Group-Based Symptom Trajectories in Indicated Prevention of Adolescent Depression
Article [Author's Original]
Is part ofDepression and anxiety ; vol. 33, no. 5, pp. 444-451.
Background: Adolescent depression prevention research has focused on mean intervention outcomes, but has not considered heterogeneity in symptom course. Here, we empirically identify subgroups with distinct trajectories of depressive symptom change among adolescents enrolled in two indicated depression preven- tion trials and examine how cognitive-behavioral (CB) interventions and baseline predictors relate to trajectory membership. Methods: Six hundred thirty-one participants were assigned to one of three conditions: CB group intervention, CB bibliotherapy, and brochure control. We used group-based trajectory modeling to identify trajectories of depressive symptoms from pretest to 2-year follow-up. We examined associations between class membership and conditions using chi- square tests and baseline predictors using multinomial regressions. Results: We identiﬁed four trajectories in the full sample. Qualitatively similar trajectories were found in each condition separately. Two trajectories of positive symptom course (low-declining, high-declining) had declining symptoms and were dis- tinguished by baseline symptom severity.
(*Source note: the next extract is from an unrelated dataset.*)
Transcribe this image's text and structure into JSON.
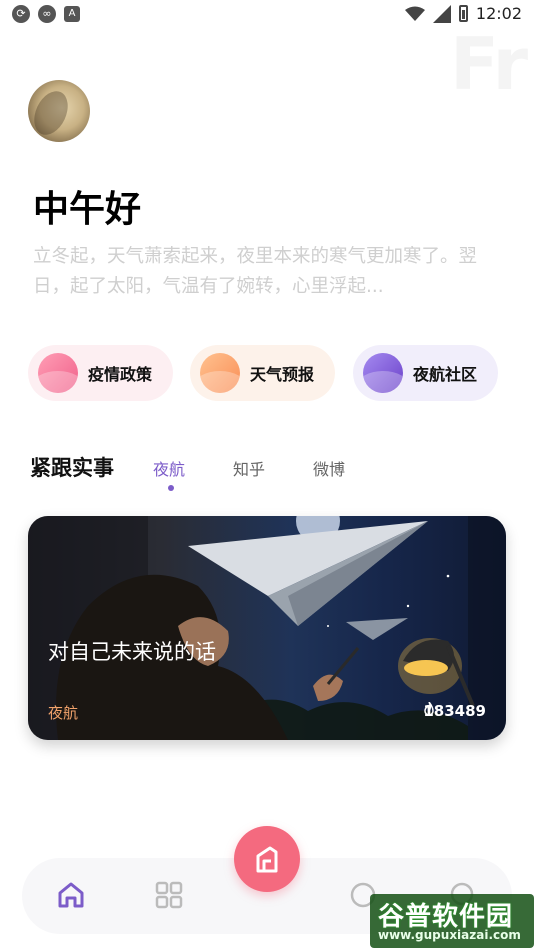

Two trajectories of negative course (high-persistent, resurging), respectively, showed no decline in symptoms or de- cline followed by symptom reappearance. Participants in the brochure control condition were signiﬁcantly more likely to populate the high-persistent trajectory relative to either CB condition and were signiﬁcantly less likely to populate the low-declining trajectory relative to CB group. Several baseline factors predicted trajectory classes, but gender was the most informative prognostic factor, with males having increased odds of membership in a high-persistent trajectory rel- ative to other trajectories. Conclusions: Findings suggest that CB preventive interventions do not alter the nature of trajectories, but reduce the risk that adolescents follow a trajectory of chronically elevated symptoms.